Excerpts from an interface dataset
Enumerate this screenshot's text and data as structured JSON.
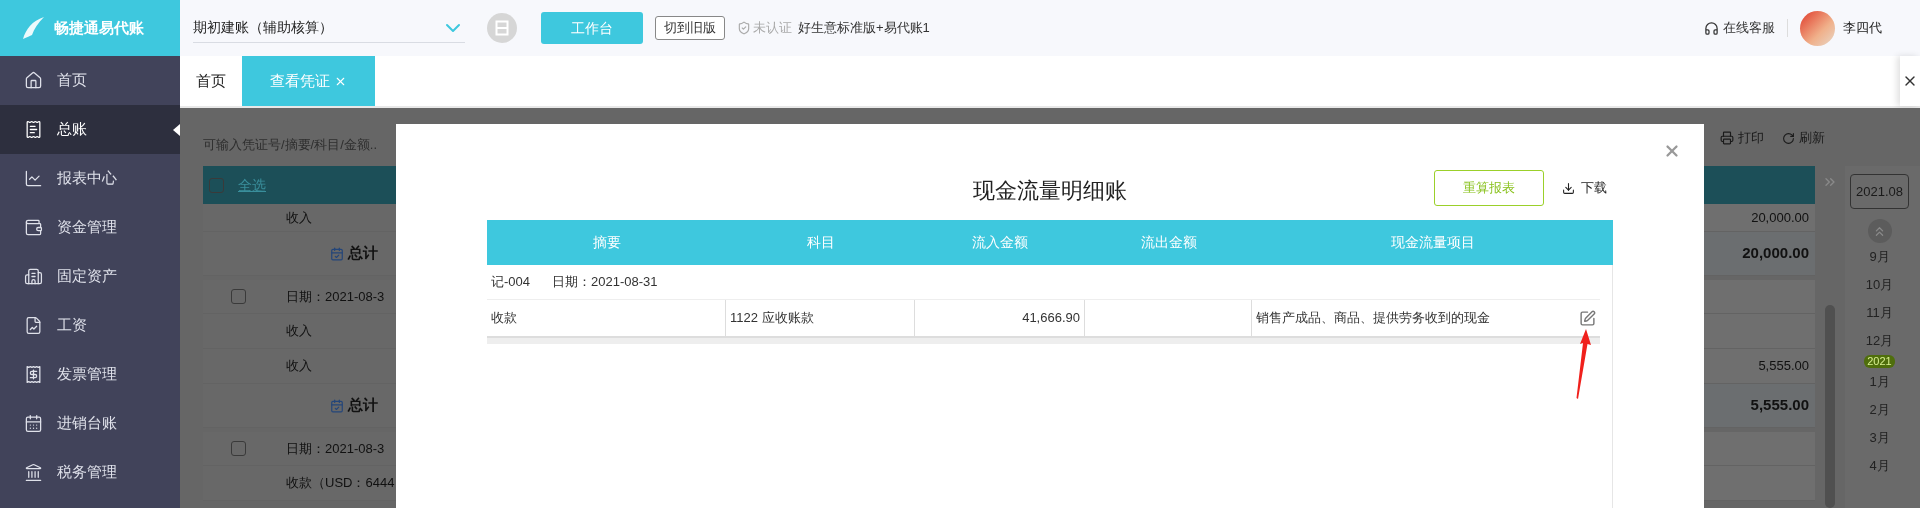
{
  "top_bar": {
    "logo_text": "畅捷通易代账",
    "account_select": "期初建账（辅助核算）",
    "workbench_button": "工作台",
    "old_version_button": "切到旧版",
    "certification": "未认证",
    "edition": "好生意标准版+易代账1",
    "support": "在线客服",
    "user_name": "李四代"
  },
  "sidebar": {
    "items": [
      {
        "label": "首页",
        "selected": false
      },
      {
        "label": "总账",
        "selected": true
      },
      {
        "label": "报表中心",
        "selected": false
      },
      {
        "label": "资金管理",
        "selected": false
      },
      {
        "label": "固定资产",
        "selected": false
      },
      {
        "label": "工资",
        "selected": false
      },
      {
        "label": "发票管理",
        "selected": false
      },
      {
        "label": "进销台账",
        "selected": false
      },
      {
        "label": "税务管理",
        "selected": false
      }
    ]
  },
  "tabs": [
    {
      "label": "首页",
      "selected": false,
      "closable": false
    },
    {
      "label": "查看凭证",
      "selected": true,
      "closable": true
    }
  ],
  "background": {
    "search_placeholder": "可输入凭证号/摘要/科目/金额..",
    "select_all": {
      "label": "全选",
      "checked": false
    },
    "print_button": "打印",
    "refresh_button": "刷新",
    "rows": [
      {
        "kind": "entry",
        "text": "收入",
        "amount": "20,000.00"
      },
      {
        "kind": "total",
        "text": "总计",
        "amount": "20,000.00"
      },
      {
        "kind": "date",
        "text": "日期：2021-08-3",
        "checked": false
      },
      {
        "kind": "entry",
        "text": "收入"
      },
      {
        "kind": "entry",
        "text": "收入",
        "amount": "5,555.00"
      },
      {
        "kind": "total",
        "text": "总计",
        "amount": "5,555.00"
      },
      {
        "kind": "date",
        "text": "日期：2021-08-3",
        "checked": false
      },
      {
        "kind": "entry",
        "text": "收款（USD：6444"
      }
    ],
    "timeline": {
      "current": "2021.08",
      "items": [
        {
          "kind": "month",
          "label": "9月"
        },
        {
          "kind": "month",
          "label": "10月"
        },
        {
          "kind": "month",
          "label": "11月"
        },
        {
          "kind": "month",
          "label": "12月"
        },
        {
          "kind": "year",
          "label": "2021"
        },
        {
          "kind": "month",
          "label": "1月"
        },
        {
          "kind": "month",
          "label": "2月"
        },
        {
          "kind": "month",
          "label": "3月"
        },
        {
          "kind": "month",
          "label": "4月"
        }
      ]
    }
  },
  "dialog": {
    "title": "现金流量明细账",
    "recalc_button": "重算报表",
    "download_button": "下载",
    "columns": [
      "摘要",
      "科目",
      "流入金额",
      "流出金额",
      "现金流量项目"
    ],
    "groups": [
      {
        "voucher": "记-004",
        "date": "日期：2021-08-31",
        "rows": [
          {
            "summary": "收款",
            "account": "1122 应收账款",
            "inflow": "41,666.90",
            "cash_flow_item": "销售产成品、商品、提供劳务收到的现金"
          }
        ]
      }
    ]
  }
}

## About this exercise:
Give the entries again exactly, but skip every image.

## Response below:
Enumerate this screenshot's text and data as structured JSON.
{
  "top_bar": {
    "logo_text": "畅捷通易代账",
    "account_select": "期初建账（辅助核算）",
    "workbench_button": "工作台",
    "old_version_button": "切到旧版",
    "certification": "未认证",
    "edition": "好生意标准版+易代账1",
    "support": "在线客服",
    "user_name": "李四代"
  },
  "sidebar": {
    "items": [
      {
        "label": "首页",
        "selected": false
      },
      {
        "label": "总账",
        "selected": true
      },
      {
        "label": "报表中心",
        "selected": false
      },
      {
        "label": "资金管理",
        "selected": false
      },
      {
        "label": "固定资产",
        "selected": false
      },
      {
        "label": "工资",
        "selected": false
      },
      {
        "label": "发票管理",
        "selected": false
      },
      {
        "label": "进销台账",
        "selected": false
      },
      {
        "label": "税务管理",
        "selected": false
      }
    ]
  },
  "tabs": [
    {
      "label": "首页",
      "selected": false,
      "closable": false
    },
    {
      "label": "查看凭证",
      "selected": true,
      "closable": true
    }
  ],
  "background": {
    "search_placeholder": "可输入凭证号/摘要/科目/金额..",
    "select_all": {
      "label": "全选",
      "checked": false
    },
    "print_button": "打印",
    "refresh_button": "刷新",
    "rows": [
      {
        "kind": "entry",
        "text": "收入",
        "amount": "20,000.00"
      },
      {
        "kind": "total",
        "text": "总计",
        "amount": "20,000.00"
      },
      {
        "kind": "date",
        "text": "日期：2021-08-3",
        "checked": false
      },
      {
        "kind": "entry",
        "text": "收入"
      },
      {
        "kind": "entry",
        "text": "收入",
        "amount": "5,555.00"
      },
      {
        "kind": "total",
        "text": "总计",
        "amount": "5,555.00"
      },
      {
        "kind": "date",
        "text": "日期：2021-08-3",
        "checked": false
      },
      {
        "kind": "entry",
        "text": "收款（USD：6444"
      }
    ],
    "timeline": {
      "current": "2021.08",
      "items": [
        {
          "kind": "month",
          "label": "9月"
        },
        {
          "kind": "month",
          "label": "10月"
        },
        {
          "kind": "month",
          "label": "11月"
        },
        {
          "kind": "month",
          "label": "12月"
        },
        {
          "kind": "year",
          "label": "2021"
        },
        {
          "kind": "month",
          "label": "1月"
        },
        {
          "kind": "month",
          "label": "2月"
        },
        {
          "kind": "month",
          "label": "3月"
        },
        {
          "kind": "month",
          "label": "4月"
        }
      ]
    }
  },
  "dialog": {
    "title": "现金流量明细账",
    "recalc_button": "重算报表",
    "download_button": "下载",
    "columns": [
      "摘要",
      "科目",
      "流入金额",
      "流出金额",
      "现金流量项目"
    ],
    "groups": [
      {
        "voucher": "记-004",
        "date": "日期：2021-08-31",
        "rows": [
          {
            "summary": "收款",
            "account": "1122 应收账款",
            "inflow": "41,666.90",
            "cash_flow_item": "销售产成品、商品、提供劳务收到的现金"
          }
        ]
      }
    ]
  }
}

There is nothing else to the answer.